"The Vietnamese authorities have at long last realised that locking up elderly men for decades, for doing nothing more than peacefully criticising government policy, is both a tragedy for those concerned and a stain on Viet Nam’s reputation," said Natalie Hill.
Nguyen Dinh Huy, 73, a former English and History professor, was the founder of the Movement to Unite the People and Build Democracy (MUPBD). He was arrested in November 1993 with 11 other MUPBD members for planning an international conference on democracy and human rights in Ho Chi Minh City. He was sentenced to 15 years' imprisonment under national security legislation and has suffered from ill health for many years. He had previously spent 17 years in prison for "re-education" without charge or trial.
Father Nguyen Van Ly, 58, a Catholic priest, was arrested in May 2001 and was sentenced to 15 years' imprisonment in October 2001, under national security legislation. Peaceful activities he carried out in the practice of his religious beliefs over a number of years are believed to be behind his imprisonment. These included repeated calls for more religious freedom and criticism of the government’s human rights policies. This was his third period of imprisonment.

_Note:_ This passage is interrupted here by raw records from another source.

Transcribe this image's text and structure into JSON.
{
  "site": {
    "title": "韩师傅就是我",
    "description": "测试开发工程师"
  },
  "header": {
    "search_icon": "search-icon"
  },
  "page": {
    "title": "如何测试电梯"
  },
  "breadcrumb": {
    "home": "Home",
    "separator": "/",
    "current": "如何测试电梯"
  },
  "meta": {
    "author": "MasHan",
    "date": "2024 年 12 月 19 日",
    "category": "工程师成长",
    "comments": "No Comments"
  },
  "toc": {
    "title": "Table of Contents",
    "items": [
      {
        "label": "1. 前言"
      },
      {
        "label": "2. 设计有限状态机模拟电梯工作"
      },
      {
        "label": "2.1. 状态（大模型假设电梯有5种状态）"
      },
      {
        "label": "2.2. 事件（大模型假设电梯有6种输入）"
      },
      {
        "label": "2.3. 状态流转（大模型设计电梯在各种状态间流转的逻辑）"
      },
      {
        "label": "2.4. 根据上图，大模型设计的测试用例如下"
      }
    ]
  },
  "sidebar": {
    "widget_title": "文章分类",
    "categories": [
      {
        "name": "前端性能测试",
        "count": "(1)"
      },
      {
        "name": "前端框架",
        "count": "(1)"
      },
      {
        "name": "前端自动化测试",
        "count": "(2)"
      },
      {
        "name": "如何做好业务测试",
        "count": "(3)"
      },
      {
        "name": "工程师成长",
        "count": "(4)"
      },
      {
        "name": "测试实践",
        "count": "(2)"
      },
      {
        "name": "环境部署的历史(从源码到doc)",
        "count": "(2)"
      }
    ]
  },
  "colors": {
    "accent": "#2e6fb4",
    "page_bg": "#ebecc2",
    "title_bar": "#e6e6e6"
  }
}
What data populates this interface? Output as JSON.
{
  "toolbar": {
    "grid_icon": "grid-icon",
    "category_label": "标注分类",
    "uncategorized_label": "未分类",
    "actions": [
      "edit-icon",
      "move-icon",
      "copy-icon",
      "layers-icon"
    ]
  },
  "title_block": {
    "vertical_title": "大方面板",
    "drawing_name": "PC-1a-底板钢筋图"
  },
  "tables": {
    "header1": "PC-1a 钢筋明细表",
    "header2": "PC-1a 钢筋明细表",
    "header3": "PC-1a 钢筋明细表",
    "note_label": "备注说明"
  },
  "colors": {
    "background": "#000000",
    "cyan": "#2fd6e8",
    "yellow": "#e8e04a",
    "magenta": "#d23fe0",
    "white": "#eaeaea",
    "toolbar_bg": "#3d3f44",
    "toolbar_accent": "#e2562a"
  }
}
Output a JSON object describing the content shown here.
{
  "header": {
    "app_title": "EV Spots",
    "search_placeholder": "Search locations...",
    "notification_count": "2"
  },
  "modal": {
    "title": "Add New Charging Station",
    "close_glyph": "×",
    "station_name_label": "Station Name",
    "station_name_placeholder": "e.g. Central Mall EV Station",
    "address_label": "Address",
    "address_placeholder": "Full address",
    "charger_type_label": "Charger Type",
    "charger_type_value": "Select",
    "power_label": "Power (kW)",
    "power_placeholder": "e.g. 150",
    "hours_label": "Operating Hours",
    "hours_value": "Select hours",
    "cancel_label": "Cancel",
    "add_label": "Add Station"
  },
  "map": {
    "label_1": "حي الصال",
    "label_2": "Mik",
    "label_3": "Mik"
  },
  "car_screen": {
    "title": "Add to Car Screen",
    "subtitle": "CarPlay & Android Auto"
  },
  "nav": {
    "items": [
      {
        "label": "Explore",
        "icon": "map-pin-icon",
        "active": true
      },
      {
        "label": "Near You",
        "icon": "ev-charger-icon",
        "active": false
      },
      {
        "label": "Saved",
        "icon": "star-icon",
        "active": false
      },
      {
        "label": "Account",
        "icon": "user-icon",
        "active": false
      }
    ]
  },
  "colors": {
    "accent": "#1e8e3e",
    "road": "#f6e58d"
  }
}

Dr Nguyen Dan Que, 62, a distinguished doctor and former Director of the Cho-Ray Hospital in Ho Chi Minh City, has spent 20 of the last 26 years in prison for criticizing the government’s human rights record. He was most recently arrested in March 2003 and has been held in incommunicado detention. He is in poor health, suffering from kidney stones and high blood pressure. He was arrested after issuing a statement, published abroad, asserting that there was no freedom of information in Viet Nam. Dr Que was sentenced to two-and-a-half years’ imprisonment after an unfair trial on 29 July 2004.
Thich Thien Minh, 51, a Buddhist monk also known by his secular name Huynh Van Ba, was arrested and imprisoned in 1979, after protesting at the government takeover of the pagoda where he lived. The pagoda was then razed to the ground. He was accused of "trying to overthrow the government" and sentenced to life imprisonment. He has been subjected to long periods of solitary confinement and was reportedly shackled hand and foot for a continuous three-year period.
"Whilst we are delighted by the anticipated release of these men, unfortunately many other prisoners of conscience remain behind bars in Vietnamese prisons," said Natalie Hill.
These include Dr Pham Hong Son, Nguyen Vu Binh and Nguyen Khac Toan, who are part of a loosely-connected group of intellectuals and formerly high-ranking communist party members. The group has been openly critical of government policies, circulating petitions and using the Internet to communicate with overseas Vietnamese opposition groups. Amnesty International calls upon the Vietnamese government to release all remaining prisoners of conscience immediately and without condition.
"The Vietnamese have the responsbility to uphold the right of freedom of expression for everyone in Vietnam," said Natalie Hill. "We trust that the fundamental rights of those released will be respected and that they will be allowed to live freely without harassment or intimidation."